** Opening RECORDS SUPPLIED block **

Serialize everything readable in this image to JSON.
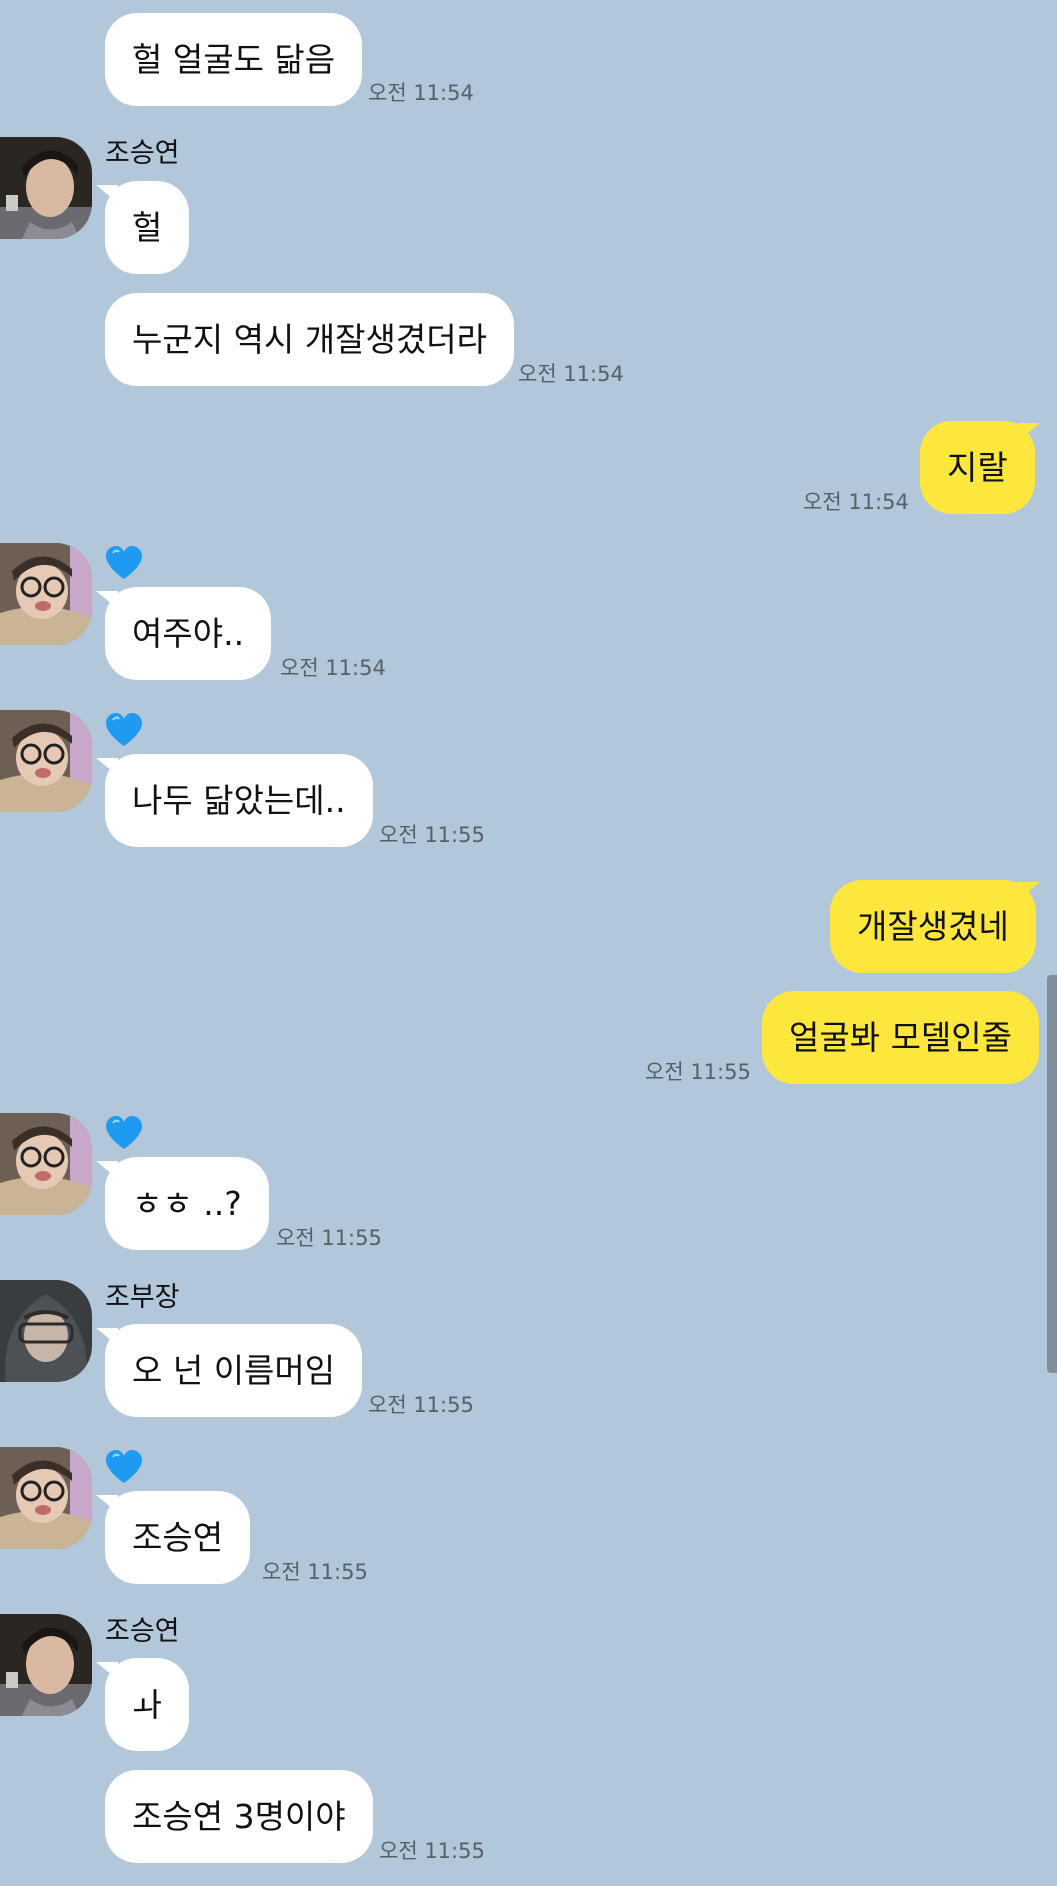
{
  "messages": [
    {
      "side": "in",
      "text": "헐 얼굴도 닮음",
      "time": "오전 11:54"
    },
    {
      "side": "in",
      "sender": "조승연",
      "avatar": "portrait-woman",
      "texts": [
        "헐",
        "누군지 역시 개잘생겼더라"
      ],
      "time": "오전 11:54"
    },
    {
      "side": "out",
      "texts": [
        "지랄"
      ],
      "time": "오전 11:54"
    },
    {
      "side": "in",
      "sender_icon": "blue-heart-icon",
      "avatar": "portrait-glasses",
      "texts": [
        "여주야.."
      ],
      "time": "오전 11:54"
    },
    {
      "side": "in",
      "sender_icon": "blue-heart-icon",
      "avatar": "portrait-glasses",
      "texts": [
        "나두 닮았는데.."
      ],
      "time": "오전 11:55"
    },
    {
      "side": "out",
      "texts": [
        "개잘생겼네",
        "얼굴봐 모델인줄"
      ],
      "time": "오전 11:55"
    },
    {
      "side": "in",
      "sender_icon": "blue-heart-icon",
      "avatar": "portrait-glasses",
      "texts": [
        "ㅎㅎ ..?"
      ],
      "time": "오전 11:55"
    },
    {
      "side": "in",
      "sender": "조부장",
      "avatar": "portrait-hood",
      "texts": [
        "오 넌 이름머임"
      ],
      "time": "오전 11:55"
    },
    {
      "side": "in",
      "sender_icon": "blue-heart-icon",
      "avatar": "portrait-glasses",
      "texts": [
        "조승연"
      ],
      "time": "오전 11:55"
    },
    {
      "side": "in",
      "sender": "조승연",
      "avatar": "portrait-woman",
      "texts": [
        "ㅘ",
        "조승연 3명이야"
      ],
      "time": "오전 11:55"
    }
  ],
  "colors": {
    "background": "#b2c7d9",
    "bubble_in": "#ffffff",
    "bubble_out": "#fee73c",
    "heart": "#1e9bf0"
  }
}
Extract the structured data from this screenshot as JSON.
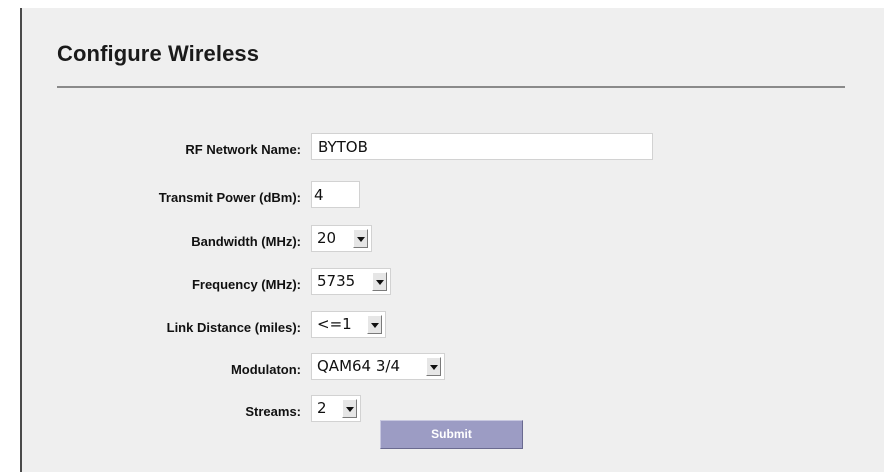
{
  "page": {
    "title": "Configure Wireless"
  },
  "form": {
    "network_name": {
      "label": "RF Network Name:",
      "value": "BYTOB"
    },
    "transmit_power": {
      "label": "Transmit Power (dBm):",
      "value": "4"
    },
    "bandwidth": {
      "label": "Bandwidth (MHz):",
      "selected": "20"
    },
    "frequency": {
      "label": "Frequency (MHz):",
      "selected": "5735"
    },
    "link_distance": {
      "label": "Link Distance (miles):",
      "selected": "<=1"
    },
    "modulation": {
      "label": "Modulaton:",
      "selected": "QAM64 3/4"
    },
    "streams": {
      "label": "Streams:",
      "selected": "2"
    },
    "submit_label": "Submit"
  },
  "colors": {
    "panel_background": "#efefef",
    "submit_button": "#9c9cc4"
  },
  "icons": {
    "dropdown": "chevron-down-icon"
  }
}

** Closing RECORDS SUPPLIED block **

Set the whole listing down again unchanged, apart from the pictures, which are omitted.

(EXPECTED ANSWER)
Serialize everything readable in this image to JSON.
{
  "messages": [
    {
      "side": "in",
      "text": "헐 얼굴도 닮음",
      "time": "오전 11:54"
    },
    {
      "side": "in",
      "sender": "조승연",
      "avatar": "portrait-woman",
      "texts": [
        "헐",
        "누군지 역시 개잘생겼더라"
      ],
      "time": "오전 11:54"
    },
    {
      "side": "out",
      "texts": [
        "지랄"
      ],
      "time": "오전 11:54"
    },
    {
      "side": "in",
      "sender_icon": "blue-heart-icon",
      "avatar": "portrait-glasses",
      "texts": [
        "여주야.."
      ],
      "time": "오전 11:54"
    },
    {
      "side": "in",
      "sender_icon": "blue-heart-icon",
      "avatar": "portrait-glasses",
      "texts": [
        "나두 닮았는데.."
      ],
      "time": "오전 11:55"
    },
    {
      "side": "out",
      "texts": [
        "개잘생겼네",
        "얼굴봐 모델인줄"
      ],
      "time": "오전 11:55"
    },
    {
      "side": "in",
      "sender_icon": "blue-heart-icon",
      "avatar": "portrait-glasses",
      "texts": [
        "ㅎㅎ ..?"
      ],
      "time": "오전 11:55"
    },
    {
      "side": "in",
      "sender": "조부장",
      "avatar": "portrait-hood",
      "texts": [
        "오 넌 이름머임"
      ],
      "time": "오전 11:55"
    },
    {
      "side": "in",
      "sender_icon": "blue-heart-icon",
      "avatar": "portrait-glasses",
      "texts": [
        "조승연"
      ],
      "time": "오전 11:55"
    },
    {
      "side": "in",
      "sender": "조승연",
      "avatar": "portrait-woman",
      "texts": [
        "ㅘ",
        "조승연 3명이야"
      ],
      "time": "오전 11:55"
    }
  ],
  "colors": {
    "background": "#b2c7d9",
    "bubble_in": "#ffffff",
    "bubble_out": "#fee73c",
    "heart": "#1e9bf0"
  }
}
Extract the structured data from this screenshot as JSON.
{
  "page": {
    "title": "Configure Wireless"
  },
  "form": {
    "network_name": {
      "label": "RF Network Name:",
      "value": "BYTOB"
    },
    "transmit_power": {
      "label": "Transmit Power (dBm):",
      "value": "4"
    },
    "bandwidth": {
      "label": "Bandwidth (MHz):",
      "selected": "20"
    },
    "frequency": {
      "label": "Frequency (MHz):",
      "selected": "5735"
    },
    "link_distance": {
      "label": "Link Distance (miles):",
      "selected": "<=1"
    },
    "modulation": {
      "label": "Modulaton:",
      "selected": "QAM64 3/4"
    },
    "streams": {
      "label": "Streams:",
      "selected": "2"
    },
    "submit_label": "Submit"
  },
  "colors": {
    "panel_background": "#efefef",
    "submit_button": "#9c9cc4"
  },
  "icons": {
    "dropdown": "chevron-down-icon"
  }
}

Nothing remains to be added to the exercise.